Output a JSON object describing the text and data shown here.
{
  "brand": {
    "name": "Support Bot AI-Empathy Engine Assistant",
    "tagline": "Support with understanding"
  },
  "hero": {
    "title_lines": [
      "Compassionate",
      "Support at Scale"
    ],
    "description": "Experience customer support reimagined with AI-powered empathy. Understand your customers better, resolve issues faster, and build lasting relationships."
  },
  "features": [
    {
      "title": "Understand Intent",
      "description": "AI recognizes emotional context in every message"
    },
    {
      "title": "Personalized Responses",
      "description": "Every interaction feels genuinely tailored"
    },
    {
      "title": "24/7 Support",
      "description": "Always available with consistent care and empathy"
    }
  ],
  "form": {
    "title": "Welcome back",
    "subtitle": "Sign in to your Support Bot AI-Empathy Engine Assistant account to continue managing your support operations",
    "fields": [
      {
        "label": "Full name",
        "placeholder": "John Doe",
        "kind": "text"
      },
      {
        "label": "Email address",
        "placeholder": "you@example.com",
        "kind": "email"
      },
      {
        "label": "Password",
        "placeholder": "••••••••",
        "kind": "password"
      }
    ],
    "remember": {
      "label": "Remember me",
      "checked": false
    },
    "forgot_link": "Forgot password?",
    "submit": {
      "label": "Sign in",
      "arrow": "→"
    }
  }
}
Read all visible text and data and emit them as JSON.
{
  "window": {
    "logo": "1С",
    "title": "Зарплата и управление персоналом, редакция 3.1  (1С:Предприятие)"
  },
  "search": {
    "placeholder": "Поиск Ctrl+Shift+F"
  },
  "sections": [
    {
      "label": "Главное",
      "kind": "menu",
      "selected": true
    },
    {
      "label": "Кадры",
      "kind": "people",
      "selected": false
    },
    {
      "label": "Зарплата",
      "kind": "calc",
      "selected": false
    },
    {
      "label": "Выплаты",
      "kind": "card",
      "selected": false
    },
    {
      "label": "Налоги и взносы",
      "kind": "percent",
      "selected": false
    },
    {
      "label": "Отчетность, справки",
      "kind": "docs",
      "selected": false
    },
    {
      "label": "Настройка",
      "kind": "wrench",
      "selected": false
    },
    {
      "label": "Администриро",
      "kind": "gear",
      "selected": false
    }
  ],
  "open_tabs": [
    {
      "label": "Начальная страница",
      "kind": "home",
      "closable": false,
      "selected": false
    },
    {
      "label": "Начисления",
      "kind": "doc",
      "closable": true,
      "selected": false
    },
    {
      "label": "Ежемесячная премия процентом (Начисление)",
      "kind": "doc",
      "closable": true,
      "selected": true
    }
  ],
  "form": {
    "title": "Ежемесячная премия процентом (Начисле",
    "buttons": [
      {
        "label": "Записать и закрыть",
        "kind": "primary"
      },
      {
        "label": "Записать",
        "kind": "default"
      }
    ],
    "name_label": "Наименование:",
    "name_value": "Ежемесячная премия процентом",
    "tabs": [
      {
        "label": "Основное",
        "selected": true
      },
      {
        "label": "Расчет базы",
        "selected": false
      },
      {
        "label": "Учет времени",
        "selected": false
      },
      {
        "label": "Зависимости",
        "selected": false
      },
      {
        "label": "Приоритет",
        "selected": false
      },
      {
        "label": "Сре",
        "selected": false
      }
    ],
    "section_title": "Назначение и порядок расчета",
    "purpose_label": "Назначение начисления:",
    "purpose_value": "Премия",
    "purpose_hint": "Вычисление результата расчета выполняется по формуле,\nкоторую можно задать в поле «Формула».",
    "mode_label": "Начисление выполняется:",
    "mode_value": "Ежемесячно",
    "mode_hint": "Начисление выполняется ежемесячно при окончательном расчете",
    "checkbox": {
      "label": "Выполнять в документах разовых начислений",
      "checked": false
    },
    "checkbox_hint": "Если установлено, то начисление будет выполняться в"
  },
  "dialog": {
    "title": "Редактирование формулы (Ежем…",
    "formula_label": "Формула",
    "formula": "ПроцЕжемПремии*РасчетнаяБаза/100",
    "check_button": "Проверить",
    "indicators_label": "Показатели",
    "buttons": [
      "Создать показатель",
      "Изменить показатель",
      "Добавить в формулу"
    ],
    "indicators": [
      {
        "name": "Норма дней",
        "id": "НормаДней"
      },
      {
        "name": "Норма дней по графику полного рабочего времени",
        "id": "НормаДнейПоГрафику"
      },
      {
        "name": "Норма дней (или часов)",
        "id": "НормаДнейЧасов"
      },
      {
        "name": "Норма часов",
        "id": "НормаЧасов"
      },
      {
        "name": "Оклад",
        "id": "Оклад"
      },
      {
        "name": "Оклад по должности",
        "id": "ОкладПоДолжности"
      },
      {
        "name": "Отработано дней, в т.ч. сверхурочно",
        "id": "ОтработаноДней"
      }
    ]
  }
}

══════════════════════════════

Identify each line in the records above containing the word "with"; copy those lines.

    "tagline": "Support with understanding"
    "description": "Experience customer support reimagined with AI-powered empathy. Understand your customers better, resolve issues faster, and build lasting relationships."
      "description": "Always available with consistent care and empathy"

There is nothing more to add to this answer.